- What kind of car do they drive up to Greasy Lake?
- Station Wagon
- Bel Air
- Trans Am
- What school does Digby attend?
- He is in high school.
- He doesn't go to any school.
- What does he claim to mix with grape juice?
- T or F: The narrator throws his keys in the lake when he gets out of the car?
- T or F: The car they see at the lake is their friend, Tony Lovett's car.
- How does the narrator knock out the man at greasy lake?
- With the end of a gun
- With a tire iron
- With his keys
- With his fist
- Why do the men stop assaulting the woman?
- Another car comes up.
- A man on a motorcycle shows up
- They get tired
- Her friend wakes up
- What does the narrator find while he is hiding in the lake?
- a frog
- a motorcycle
- a body
- a car
- T or F: The trans am owner slashes the narrator's tires.
- What is the name of the man that the women at the end of the story are looking for?
- Bel Air
- With a tire iron
- Another car comes up.
- a body
Interpreting Your Score
If you got between 0 and 3 correct answers: You might want to re-read the story.
If you got between 4 and 6 correct answers: You're doing okay but re-read the story to understand the main points.
If you got between 7 and 8 correct answers: You can do better. Re-read the story and pay attention to details.
If you got 9 correct answers: Good job. You understood the main plot points. It never hurts to re-read.
If you got 10 correct answers: Great work. You paid attention to the details of the story.
Inspired by Bruce Springsteen's "Spirit In the Night"
Barry Hammons on September 03, 2019:
I have always wondered at the scars inflicted on these young men. Are they haunted in their futures?
LRR on June 20, 2018:
We finished reading this in my English class. So much depth, reality, and metaphor in such a short story. Highly recommended! I also hadn't recognized Springsteen's song in correlation with this story. Great summary.

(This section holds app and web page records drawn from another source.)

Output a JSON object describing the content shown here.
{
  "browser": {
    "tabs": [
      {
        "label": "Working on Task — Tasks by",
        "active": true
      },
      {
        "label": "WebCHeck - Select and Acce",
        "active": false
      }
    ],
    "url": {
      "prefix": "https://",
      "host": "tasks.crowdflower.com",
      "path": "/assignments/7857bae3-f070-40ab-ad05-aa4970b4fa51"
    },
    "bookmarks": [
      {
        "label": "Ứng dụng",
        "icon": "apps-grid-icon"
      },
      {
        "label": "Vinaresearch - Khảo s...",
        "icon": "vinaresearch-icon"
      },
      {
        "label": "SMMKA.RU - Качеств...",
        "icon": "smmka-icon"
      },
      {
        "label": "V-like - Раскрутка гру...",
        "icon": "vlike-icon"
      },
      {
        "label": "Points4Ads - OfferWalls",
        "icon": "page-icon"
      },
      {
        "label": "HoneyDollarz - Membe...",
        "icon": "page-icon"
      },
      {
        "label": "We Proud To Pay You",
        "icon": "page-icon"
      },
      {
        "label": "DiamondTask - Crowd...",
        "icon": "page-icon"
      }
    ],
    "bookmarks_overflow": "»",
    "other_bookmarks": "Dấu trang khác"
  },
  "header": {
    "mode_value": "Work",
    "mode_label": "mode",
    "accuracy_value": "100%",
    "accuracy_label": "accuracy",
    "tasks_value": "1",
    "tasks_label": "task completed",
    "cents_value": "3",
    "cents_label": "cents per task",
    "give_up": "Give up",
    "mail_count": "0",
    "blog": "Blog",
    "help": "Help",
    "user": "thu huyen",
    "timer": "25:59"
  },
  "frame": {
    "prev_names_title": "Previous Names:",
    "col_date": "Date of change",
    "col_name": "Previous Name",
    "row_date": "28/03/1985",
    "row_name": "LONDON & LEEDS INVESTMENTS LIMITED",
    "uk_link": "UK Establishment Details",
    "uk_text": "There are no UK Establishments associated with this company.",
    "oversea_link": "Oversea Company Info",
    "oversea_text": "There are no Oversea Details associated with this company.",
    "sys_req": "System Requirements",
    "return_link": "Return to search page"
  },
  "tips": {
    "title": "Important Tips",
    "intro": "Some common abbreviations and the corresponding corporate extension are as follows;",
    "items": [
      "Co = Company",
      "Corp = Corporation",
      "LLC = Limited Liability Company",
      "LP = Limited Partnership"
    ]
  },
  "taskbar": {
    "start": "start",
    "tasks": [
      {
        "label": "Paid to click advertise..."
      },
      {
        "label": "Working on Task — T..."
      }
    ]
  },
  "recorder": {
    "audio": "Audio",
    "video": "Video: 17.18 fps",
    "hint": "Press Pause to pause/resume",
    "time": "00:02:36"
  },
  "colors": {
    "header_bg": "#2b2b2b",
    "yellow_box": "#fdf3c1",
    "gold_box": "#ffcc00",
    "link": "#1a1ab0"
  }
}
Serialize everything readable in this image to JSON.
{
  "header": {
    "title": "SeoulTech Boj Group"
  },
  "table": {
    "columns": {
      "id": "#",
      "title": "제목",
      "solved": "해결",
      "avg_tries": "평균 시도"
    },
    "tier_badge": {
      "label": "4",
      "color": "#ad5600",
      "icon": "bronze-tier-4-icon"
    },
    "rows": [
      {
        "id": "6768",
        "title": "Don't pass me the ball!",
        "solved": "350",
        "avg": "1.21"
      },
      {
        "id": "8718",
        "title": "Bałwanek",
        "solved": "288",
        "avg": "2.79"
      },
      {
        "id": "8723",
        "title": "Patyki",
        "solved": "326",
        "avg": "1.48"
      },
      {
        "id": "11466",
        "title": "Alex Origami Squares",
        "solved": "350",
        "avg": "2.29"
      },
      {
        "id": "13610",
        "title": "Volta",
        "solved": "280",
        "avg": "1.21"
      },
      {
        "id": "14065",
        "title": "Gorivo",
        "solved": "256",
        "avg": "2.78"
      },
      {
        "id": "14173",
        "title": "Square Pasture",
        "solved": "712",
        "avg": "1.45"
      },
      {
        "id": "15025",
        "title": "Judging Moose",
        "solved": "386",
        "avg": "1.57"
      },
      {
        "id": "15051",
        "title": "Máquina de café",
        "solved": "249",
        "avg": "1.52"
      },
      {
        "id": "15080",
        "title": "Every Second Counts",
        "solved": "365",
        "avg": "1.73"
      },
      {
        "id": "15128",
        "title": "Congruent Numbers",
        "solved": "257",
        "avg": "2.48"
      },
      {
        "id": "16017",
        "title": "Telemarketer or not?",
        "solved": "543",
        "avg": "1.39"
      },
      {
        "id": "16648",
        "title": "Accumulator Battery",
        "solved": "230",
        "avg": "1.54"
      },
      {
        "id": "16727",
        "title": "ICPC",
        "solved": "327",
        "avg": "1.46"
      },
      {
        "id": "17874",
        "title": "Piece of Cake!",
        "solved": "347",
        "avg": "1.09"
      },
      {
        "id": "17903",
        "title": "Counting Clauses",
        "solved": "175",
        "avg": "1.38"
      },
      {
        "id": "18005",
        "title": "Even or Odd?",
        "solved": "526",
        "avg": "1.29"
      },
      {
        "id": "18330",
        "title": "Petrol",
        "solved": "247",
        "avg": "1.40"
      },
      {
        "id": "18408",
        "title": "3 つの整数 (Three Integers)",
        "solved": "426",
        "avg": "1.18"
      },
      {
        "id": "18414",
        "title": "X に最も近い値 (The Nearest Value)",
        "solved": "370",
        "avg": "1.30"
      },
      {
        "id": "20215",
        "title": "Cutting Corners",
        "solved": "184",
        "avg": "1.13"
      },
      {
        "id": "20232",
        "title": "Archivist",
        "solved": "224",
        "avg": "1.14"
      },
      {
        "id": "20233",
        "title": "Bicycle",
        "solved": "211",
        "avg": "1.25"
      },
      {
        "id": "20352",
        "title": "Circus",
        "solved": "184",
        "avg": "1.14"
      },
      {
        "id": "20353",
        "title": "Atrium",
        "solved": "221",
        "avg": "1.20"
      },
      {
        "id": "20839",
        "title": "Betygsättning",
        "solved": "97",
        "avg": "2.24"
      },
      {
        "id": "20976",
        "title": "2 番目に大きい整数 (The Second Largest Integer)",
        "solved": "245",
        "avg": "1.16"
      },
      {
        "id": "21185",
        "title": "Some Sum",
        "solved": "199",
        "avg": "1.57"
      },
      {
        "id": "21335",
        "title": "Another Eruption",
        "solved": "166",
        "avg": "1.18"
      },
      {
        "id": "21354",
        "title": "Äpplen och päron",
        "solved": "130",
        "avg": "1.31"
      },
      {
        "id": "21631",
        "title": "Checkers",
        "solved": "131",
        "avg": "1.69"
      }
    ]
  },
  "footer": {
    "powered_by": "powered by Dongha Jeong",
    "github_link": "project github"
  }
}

L C David (author) from Florida on February 20, 2017:
It's fantastic. I definitely recommend checking it out!
Rachael Lefler from Illinois on February 14, 2017:
Wow, I only clicked on this one because it's related to one of my own Hubs but this story sounds interesting!
A on October 29, 2014:
This is really good summary
L C David (author) from Florida on February 08, 2014:
There are great resources out there to help you understand point of view. First person point of view means that one character is telling the story. Third person usually means that the story is not told through a narrator. Look for possessive words such as "I," "We," and "Us" to figure out if you have a narrator speaking.
For verb tense, look for the verbs and helping verbs in the sentences. If the helping verbs say "am" then it is present tense. If the helping verbs are "was" or "were" then it is past tense. But tenses could shift from past to present and back so watch for those moments.
Is the story being told as it happens or is it being told about something that happened in the past to the characters? Do verbs end in "ed" or is it a flashback and told in present tense. Isolating the verbs should give you your answer.
There are more great resources about point of view and verb tenses at sites like Purdue Online Writing Lab.
lala on February 08, 2014:
what is the point of view and verb tense of this story